▶ TASK ITEM
Go through the records below and return each line that has "icon" in it.

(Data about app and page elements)
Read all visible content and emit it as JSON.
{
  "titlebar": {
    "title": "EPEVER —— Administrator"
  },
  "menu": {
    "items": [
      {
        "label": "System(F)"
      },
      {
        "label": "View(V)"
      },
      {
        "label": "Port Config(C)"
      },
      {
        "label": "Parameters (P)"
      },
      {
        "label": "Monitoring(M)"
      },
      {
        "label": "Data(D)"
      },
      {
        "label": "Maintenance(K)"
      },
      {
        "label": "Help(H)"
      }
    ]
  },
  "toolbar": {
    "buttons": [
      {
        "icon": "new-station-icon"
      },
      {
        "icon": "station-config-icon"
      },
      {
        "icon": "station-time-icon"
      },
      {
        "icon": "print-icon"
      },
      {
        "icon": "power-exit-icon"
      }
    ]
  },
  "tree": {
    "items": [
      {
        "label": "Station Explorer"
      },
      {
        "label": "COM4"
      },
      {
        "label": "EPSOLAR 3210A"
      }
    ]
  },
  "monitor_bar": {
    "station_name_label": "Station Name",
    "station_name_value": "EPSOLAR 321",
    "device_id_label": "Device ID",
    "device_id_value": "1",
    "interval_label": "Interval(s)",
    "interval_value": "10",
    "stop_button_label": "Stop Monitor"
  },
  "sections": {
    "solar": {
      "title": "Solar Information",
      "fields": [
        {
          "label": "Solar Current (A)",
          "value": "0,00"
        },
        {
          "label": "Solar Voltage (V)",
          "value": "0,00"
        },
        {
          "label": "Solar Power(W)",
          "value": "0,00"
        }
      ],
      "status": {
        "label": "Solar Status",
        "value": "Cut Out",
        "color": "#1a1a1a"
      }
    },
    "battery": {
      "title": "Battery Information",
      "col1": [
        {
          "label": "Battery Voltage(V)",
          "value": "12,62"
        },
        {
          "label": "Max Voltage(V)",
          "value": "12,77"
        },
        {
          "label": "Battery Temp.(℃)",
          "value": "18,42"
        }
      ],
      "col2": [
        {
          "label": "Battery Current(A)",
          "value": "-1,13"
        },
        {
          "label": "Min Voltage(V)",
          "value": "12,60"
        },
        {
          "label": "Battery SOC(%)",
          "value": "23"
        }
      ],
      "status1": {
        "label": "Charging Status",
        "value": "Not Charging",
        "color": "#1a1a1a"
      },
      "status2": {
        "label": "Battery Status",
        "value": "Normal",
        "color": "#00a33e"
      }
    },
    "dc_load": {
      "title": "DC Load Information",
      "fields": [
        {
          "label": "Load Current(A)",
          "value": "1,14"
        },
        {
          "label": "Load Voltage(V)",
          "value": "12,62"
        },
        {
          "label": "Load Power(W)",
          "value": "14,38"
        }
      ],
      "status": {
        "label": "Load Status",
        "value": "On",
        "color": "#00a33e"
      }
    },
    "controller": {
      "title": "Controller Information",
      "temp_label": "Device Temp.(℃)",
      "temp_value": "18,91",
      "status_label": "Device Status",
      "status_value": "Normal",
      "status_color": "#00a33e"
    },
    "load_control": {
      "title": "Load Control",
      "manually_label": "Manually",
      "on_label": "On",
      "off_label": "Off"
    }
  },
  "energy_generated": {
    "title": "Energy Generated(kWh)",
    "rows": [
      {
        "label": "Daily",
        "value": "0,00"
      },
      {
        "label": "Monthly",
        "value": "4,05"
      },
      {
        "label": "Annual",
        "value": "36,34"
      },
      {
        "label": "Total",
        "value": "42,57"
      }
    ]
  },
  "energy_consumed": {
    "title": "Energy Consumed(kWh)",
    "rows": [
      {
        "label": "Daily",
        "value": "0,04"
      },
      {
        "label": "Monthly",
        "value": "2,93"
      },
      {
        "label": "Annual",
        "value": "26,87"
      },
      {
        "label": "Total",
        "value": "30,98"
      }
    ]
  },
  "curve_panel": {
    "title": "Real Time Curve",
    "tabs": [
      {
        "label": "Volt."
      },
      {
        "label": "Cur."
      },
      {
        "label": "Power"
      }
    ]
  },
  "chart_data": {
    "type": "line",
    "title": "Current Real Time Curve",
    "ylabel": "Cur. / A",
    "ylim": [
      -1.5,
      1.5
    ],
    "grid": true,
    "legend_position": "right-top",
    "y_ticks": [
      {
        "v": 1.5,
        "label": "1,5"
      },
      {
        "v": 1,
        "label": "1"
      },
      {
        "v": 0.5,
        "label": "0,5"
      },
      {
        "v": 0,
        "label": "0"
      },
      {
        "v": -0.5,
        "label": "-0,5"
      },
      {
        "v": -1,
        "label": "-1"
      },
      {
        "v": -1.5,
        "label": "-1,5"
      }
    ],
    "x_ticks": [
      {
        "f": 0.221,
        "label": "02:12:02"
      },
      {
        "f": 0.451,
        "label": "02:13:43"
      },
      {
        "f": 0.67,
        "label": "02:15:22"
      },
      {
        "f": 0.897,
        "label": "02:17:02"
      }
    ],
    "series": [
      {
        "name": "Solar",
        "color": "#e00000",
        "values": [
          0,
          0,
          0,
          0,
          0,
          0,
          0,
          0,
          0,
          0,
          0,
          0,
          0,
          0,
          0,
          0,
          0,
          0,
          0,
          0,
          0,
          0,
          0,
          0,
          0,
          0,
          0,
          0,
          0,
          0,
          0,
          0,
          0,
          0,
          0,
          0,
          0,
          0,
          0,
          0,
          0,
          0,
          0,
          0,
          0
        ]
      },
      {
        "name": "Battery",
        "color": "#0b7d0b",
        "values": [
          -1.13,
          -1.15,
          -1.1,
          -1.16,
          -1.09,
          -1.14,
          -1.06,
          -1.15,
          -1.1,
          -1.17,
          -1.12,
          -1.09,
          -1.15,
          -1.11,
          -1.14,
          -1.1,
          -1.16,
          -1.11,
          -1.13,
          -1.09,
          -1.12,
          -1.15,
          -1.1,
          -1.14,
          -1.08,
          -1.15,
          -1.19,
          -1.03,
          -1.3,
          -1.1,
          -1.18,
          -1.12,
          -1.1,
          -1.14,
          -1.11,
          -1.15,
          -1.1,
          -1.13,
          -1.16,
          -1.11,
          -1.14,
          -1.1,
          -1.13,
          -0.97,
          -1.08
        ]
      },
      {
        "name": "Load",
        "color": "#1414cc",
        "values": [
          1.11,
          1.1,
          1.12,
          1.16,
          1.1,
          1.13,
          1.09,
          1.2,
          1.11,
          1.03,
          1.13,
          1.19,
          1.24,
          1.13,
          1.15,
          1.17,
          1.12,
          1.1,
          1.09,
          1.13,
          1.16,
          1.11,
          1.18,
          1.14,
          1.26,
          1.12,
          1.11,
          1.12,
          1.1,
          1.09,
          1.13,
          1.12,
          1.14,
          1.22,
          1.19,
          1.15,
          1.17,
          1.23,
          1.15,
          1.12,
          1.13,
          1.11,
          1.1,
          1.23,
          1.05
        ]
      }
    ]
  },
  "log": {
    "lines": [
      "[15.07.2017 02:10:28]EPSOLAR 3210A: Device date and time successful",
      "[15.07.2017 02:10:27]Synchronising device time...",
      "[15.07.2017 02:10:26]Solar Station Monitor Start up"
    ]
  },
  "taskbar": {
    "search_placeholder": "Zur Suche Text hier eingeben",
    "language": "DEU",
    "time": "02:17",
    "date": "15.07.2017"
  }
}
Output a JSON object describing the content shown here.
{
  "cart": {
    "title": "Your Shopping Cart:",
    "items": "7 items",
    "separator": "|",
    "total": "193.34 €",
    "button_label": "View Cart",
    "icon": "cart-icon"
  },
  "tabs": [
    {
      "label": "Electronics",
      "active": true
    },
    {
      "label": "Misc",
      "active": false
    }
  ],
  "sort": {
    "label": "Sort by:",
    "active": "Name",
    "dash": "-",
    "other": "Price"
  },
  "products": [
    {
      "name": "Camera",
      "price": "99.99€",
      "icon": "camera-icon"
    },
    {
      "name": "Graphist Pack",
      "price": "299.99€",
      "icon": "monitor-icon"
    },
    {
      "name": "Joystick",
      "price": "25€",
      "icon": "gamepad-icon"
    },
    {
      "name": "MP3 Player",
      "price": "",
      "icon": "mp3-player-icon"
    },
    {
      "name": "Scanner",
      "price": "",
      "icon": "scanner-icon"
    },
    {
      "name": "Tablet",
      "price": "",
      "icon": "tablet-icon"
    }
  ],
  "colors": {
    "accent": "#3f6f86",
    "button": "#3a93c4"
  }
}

▶ YOUR SOLUTION
        "icon": "new-station-icon"
        "icon": "station-config-icon"
        "icon": "station-time-icon"
        "icon": "print-icon"
        "icon": "power-exit-icon"
    "icon": "cart-icon"
      "icon": "camera-icon"
      "icon": "monitor-icon"
      "icon": "gamepad-icon"
      "icon": "mp3-player-icon"
      "icon": "scanner-icon"
      "icon": "tablet-icon"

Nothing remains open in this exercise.